Cash Incentive Awards, Performance Units and Performance Shares.  The Committee may grant performance shares entitling recipients to receive a fixed number of shares of Common Stock or the cash equivalent thereof, as determined by the Committee in its sole discretion, upon the attainment of performance goals established by the Committee during a performance period specified by the Committee. The Committee may grant performance units or cash incentive awards entitling recipients to receive a value payable in cash or, in the case of performance units, a cash amount that will be converted to shares of Common Stock at a specified date, to be settled at that date in shares or at a later date in cash or shares as determined by the Committee.  Cash incentive awards and performance units will be earned only by the attainment of performance goals established by the Committee for a specified performance cycle. The Committee may subject such grants of cash incentive awards, performance units and performance shares to vesting and forfeiture conditions as it deems appropriate.
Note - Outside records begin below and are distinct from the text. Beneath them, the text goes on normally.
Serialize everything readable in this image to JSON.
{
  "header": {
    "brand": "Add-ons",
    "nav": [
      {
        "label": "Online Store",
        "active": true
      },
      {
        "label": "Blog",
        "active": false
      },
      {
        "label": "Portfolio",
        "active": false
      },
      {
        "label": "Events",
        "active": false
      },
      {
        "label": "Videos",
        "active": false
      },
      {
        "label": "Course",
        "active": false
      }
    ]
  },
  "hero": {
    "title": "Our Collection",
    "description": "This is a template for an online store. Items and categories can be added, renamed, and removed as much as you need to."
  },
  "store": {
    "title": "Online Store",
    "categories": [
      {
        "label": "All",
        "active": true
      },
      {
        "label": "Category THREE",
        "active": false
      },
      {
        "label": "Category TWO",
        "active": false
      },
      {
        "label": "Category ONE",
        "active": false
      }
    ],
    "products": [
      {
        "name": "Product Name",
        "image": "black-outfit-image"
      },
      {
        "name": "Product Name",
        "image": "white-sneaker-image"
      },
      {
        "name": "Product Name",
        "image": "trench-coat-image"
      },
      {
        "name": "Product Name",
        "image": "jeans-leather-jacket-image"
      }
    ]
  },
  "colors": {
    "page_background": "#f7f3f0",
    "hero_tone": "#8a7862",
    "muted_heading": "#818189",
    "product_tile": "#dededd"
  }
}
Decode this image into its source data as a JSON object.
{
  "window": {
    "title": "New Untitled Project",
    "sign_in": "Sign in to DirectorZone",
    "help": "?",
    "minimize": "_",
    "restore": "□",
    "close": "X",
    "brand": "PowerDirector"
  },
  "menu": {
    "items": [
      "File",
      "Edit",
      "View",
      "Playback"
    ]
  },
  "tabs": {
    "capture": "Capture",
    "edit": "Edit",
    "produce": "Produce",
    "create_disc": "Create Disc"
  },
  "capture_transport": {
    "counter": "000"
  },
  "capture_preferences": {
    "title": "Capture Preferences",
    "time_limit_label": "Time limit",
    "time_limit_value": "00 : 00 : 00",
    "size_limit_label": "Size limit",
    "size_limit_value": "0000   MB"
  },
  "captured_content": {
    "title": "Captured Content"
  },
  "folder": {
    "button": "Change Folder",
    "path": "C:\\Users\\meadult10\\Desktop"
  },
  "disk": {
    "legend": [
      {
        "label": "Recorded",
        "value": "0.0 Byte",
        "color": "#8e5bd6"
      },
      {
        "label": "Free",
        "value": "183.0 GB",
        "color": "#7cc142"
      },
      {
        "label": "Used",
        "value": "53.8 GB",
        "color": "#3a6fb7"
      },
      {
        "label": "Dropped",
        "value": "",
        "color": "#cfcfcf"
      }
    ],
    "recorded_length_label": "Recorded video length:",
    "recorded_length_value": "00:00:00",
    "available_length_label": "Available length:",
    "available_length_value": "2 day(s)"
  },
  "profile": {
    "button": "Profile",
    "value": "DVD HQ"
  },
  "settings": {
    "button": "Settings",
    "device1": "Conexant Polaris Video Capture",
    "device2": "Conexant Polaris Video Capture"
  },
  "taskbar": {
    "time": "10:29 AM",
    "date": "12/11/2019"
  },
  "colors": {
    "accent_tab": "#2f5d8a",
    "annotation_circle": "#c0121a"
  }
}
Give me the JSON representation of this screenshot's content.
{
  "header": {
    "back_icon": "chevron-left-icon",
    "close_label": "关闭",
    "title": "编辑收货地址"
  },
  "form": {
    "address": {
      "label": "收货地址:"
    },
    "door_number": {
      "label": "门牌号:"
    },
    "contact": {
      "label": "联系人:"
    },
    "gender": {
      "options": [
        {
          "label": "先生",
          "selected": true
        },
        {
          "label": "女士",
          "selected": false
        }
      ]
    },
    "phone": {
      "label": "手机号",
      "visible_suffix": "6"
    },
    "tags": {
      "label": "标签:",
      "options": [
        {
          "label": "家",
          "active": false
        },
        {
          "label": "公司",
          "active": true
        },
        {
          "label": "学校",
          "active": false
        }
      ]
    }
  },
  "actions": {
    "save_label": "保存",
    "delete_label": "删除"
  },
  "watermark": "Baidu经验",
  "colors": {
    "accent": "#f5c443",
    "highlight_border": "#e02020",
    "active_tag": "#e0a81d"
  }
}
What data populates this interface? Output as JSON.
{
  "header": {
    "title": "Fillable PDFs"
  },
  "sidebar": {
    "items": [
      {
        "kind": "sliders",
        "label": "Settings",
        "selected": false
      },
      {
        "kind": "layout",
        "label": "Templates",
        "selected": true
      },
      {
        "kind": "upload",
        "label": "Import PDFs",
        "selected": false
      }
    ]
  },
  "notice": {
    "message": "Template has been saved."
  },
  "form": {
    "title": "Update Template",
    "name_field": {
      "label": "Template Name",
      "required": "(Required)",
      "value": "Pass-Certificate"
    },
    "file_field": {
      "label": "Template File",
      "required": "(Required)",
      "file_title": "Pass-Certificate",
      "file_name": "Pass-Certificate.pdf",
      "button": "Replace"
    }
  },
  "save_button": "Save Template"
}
Other Stock-Based Awards.  The Committee may grant awards of Common Stock and other awards that are valued in whole or in part by reference to, or are payable in or otherwise based on, Common Stock and may be granted either alone or in addition to or in tandem with stock options, stock appreciation rights, restricted stock, performance shares or performance units. Other stock-based awards may include awards in the nature of share units, each representing a right to receive a share of stock at a future date upon satisfaction of vesting and other conditions as may be specified by the Committee.  Other stock-based awards can also include deferred shares that are granted in lieu of cash incentive awards.